by Travis Sharp [contact information]
U.S. Foreign Policy toward Iran in the Obama Era
Published by the Institute for International Political Studies in Milan, Italy (June 2009)
Introduction reprinted below. Download the full article online (PDF, 6 pages)
Current hostility between the United States and Iran runs deep because of the historical grievances each side brings to the conflict. Many Americans are unaware that in 1953, the CIA helped engineer a coup against the democratically-elected Iranian Prime Minister Mohammed Mossadegh. Iranians typically view this event as the beginning of bad blood between the nations. In contrast, Americans who do not know this history believe the 1979 Islamic revolution and seizure of 52 American hostages precipitated the animosity. It should come as no surprise that countries that view the past so differently also see the future in starkly different terms.
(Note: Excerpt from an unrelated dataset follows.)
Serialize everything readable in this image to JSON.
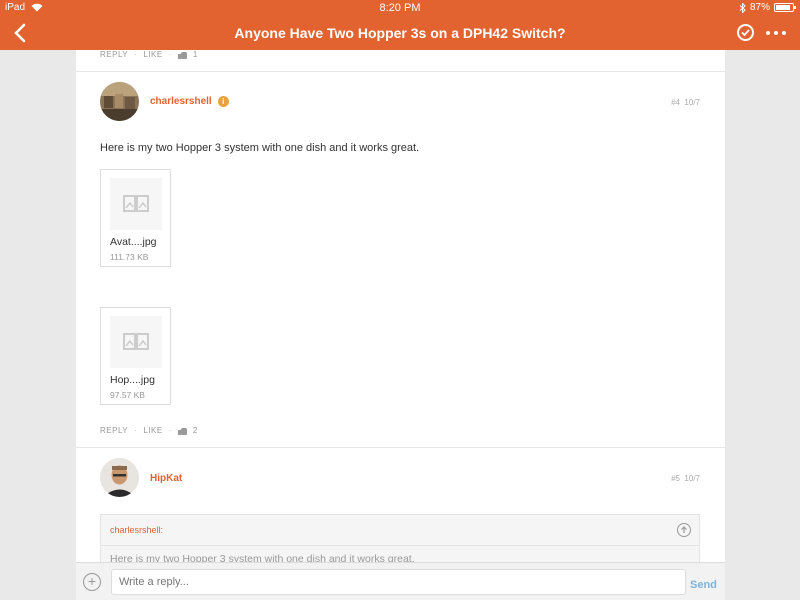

A negotiated bargain between Washington and Tehran will not be easy to achieve because the two nations’ interests fundamentally diverge. American security interests in the Middle East revolve around access to petroleum resources, the elimination of terrorist threats, stopping the spread of weapons of mass destruction, and protecting Israel. On each of these core objectives, Iran seems to stand athwart U.S. goals. But the opposite is also true. Iran’s primary interests are regime survival and regional hegemony. The United States and Israel appear to be the biggest threats to these ambitions.
The next 18 months will prove critically important to U.S.-Iranian relations, which currently stand at an impasse. First, newly-elected President Barack Obama, whose last name in Farsi sounds like the phrase “he is with us,” entered office having pledged to engage Iran using “aggressive, principled diplomacy without self-defeating preconditions.” This openness to negotiate directly is a marked change from the policies of President George W. Bush, whose administration tried to isolate and ignore Iran. Second, Mahmoud Ahmadinejad claims to have won a second presidential term in very controversial fashion. The spirited campaign and post-election violence demonstrate that there are those in Iran who yearn for change, and the determination of these dissenters may lead the powerful clerics to consider softening some of their more oppressive policies. Third, U.S. intelligence agencies believe that, should it choose to accelerate its enrichment activities, Iran will be able to produce enough highly enriched uranium for a nuclear weapon sometime between 2010 and 2015.
With time running out before Iran acquires a breakout enrichment capability, the most difficult part of developing a nuclear weapon, Obama and Ahmadinejad have until the end of 2010 to achieve progress on key differences. After a year and a half, both countries may be forced back into more antagonistic postures by long-standing domestic and international political influences that are beyond their control. Despite seemingly intractable differences, this paper will argue that there are reasons to be guardedly optimistic about the future of U.S.-Iranian bilateral relations. Though burdened with political constraints on its freedom of action, the Obama administration already has made overtures to Iran that may appear merely symbolic but have historically proven successful at breaking the ice in preparation for larger diplomatic initiatives.
Travis Sharp is the Military Policy Analyst at the Center for Arms Control and Non-Proliferation. He has published articles on defense policy in scholarly journals, internet magazines, and local newspapers, and has appeared on or been quoted in media venues such as the New York Times, Washington Post, Boston Globe, CNN, and Al Jazeera.